22nd Dec. 1894
My dear Mother,
I wrote to you by the last Royal Mail about a fortnight ago, and to Emma and Julie by Pacific steamer leaving yesterday. I have your letter of 26th Nov. but I don’t seem to have received one of the 19th – whatever has become of it. Otherwise the series is complete Monday by Monday. I am very sorry to hear the Pater was still poorly when you wrote. It is a very tedious and troublesome thing and must try his patience.
I hope Gideon enjoyed his plum-pudding. Why did you not send me one? Well anyway I am to have a piece of an English-made plum-pudding. Youle had one sent out to him, together with a plum-cake, and he gave them both to Mrs Ellis who has invited us to dinner on Christmas-day.
S.S. “Kaffir Prince”, 31st Dec. 1894

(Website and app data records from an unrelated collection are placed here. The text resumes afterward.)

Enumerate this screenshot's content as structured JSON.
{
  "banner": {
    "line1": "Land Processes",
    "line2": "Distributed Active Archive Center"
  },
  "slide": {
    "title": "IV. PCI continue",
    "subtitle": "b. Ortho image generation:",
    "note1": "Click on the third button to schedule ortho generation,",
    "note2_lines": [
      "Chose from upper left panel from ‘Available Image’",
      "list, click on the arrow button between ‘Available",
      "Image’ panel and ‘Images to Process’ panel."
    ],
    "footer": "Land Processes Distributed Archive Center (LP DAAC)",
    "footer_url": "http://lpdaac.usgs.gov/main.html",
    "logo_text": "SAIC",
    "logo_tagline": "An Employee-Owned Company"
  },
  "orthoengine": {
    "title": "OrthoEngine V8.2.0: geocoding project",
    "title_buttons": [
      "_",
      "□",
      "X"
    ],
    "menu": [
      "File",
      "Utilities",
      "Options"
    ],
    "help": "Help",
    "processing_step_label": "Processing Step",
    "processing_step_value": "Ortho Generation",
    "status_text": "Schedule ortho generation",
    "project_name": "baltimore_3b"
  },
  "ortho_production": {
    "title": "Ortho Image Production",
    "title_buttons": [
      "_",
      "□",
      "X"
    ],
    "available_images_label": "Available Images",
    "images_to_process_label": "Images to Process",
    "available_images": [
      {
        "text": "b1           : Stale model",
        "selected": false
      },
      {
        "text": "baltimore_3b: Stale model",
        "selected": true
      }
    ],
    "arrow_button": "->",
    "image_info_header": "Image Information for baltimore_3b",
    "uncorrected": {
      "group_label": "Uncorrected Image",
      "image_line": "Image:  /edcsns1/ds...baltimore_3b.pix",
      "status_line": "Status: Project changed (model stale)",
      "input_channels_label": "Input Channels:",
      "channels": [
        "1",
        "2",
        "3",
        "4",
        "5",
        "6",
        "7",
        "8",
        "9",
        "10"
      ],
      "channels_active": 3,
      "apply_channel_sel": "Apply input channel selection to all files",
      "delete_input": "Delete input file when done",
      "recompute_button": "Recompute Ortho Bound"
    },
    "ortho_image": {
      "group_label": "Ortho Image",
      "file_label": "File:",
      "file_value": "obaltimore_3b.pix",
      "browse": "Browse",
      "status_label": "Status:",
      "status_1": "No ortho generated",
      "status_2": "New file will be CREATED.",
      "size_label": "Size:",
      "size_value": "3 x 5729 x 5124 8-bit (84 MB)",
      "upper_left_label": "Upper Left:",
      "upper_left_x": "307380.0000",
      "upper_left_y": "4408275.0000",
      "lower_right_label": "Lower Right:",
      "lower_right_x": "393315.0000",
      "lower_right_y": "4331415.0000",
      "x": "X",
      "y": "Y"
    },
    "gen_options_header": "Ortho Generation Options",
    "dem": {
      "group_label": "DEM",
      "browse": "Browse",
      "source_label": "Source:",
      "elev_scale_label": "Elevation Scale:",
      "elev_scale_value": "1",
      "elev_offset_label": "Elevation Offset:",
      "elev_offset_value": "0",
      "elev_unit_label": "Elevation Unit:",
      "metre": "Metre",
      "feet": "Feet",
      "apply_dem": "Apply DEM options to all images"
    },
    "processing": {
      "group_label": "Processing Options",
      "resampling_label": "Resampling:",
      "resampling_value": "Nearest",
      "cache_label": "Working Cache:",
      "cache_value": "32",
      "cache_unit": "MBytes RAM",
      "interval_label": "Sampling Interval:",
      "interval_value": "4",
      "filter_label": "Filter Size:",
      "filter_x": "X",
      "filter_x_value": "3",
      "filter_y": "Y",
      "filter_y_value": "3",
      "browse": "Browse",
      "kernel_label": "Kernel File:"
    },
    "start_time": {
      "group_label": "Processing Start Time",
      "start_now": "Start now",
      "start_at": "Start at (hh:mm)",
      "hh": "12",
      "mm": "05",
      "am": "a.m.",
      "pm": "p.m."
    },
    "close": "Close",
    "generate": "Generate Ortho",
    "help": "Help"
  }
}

I did not proceed with above because I did not want to post another letter from Pernambuco; – I wished to be fairly on my way to Pará before putting pen to paper again.
This steamer was so long coming and, when it did come, remained so long – a whole week – in P’buco harbour that I really lost patience. However that’s the way they manage things out here, and finally we embarked on the 26th, the steamer sailing early next morning.
The one compensating consideration was that I was able to spend Christmas-day among friends. The Ellises gave us a nice dinner, and afterwards the Thom connection came around, – three ladies and three men and we spent a right merry evening, dancing and singing about every song that has a chorus. It was two o’clock when we separated. We had plum-pudding (the ring falling to my share), mince pies, and champagne.
I may mention that I went to church on Christmas-day. There was a choral service, the church was nicely decorated, and the parson gave us a very good discourse. The English colony turned out in force: I think the congregation numbered over 130 not counting children and there was a highly satisfactory collection for the Church of England Society for Waifs and Strays.
I have not yet received my Christmas letters. It was very aggravating that the “Kaffir Prince”, having waited so long, did not stay a few hours longer, for we saw the English mail steaming in as we went out, and I shall now not get them for another ten days at least.
Mr Leppin has come up with me from Pernambuco and has been a most pitiable object, – abjectly seasick the whole time, and unable to eat or drink anything. For five days and nights he did not take his clothes off and he moaned constantly as if he were just about to die. Luckily I am a good sailor and I can adapt myself to circumstances. I like a comfortable bed with a spring mattress but if there is not one to be had, why I can sleep soundly in a bunk like a scooped-out board with a few dozen cockroaches crawling around. I enjoy a good dinner and a bottle of iced Heidsieck dry Monopole, but I can satisfy the pangs of hunger and thirst with leathery beef and lukewarm water. This adaptability is not entirely desirable, I am quite aware, but it makes life much more pleasant.
I had an exceedingly pleasant stay at Pernambuco this time. Everybody was as kind and hospitable as I could possibly wish. The only returns I made were, – a box of French sweets to Mrs Howard Tuckniss on Christmas-day, a share in a little present of a silver-topped scent bottle to Mrs Latham, and a merry little farewell dinner-party to five fellows in a small inn at Capongá, one of the suburbs. The dinner was a great success, I bore with me, I really think, a great deal of good will, on leaving kindly Pernambuco.
I had an invitation to the “Bachelors’ Ball” which will have taken place on the 31st. I was rather sorry to miss it. The previous one, on the 6th Janry. last, was one of the jolliest dances I have ever been at. The supper alone on these yearly occasions costs about £150, and everything is done as well as it can be done.
As I mentioned, I had to go on board on the evening of the 26th. Three of the fellows with whom I have been most chummy, Youle, Shaw, and Phillips, actually left in the middle of dinner, and that is a severe test of friendship, to come down and see me off.
Pará 1st Janry. 1895.
A happy New Year to you all. Here I am safely ashore. I send this off to-day via Pernambuco. I am afraid it will be rather long on the way, but there is no direct mail from Pará till the 10th Janry. I cal’clate you will have this about the 26th. You had better address c/o Theo Just who will forward letters from Pernambuco to wherever I may be along this northern coast.
Best love to all
- In letter of 4th November1894: "The Thoms are an old Pernambuco-English family" ↵
- The pitiable Leppin is an ex-Moore & Weinberg employee. See Index to People. ↵
- Heidsieck & Co "Monopole" is a champagne house located in the Champagne region of France. It was founded in 1785 by Florens-Louis Heidsieck: https://en.wikipedia.org/wiki/Heidsieck_%26_Co ↵
- Frank Youle is the only one he has really mentioned before. See Index to People. ↵
- Theo Just was the Moore & Weinberg agent in Pernambuco. See Index to People. ↵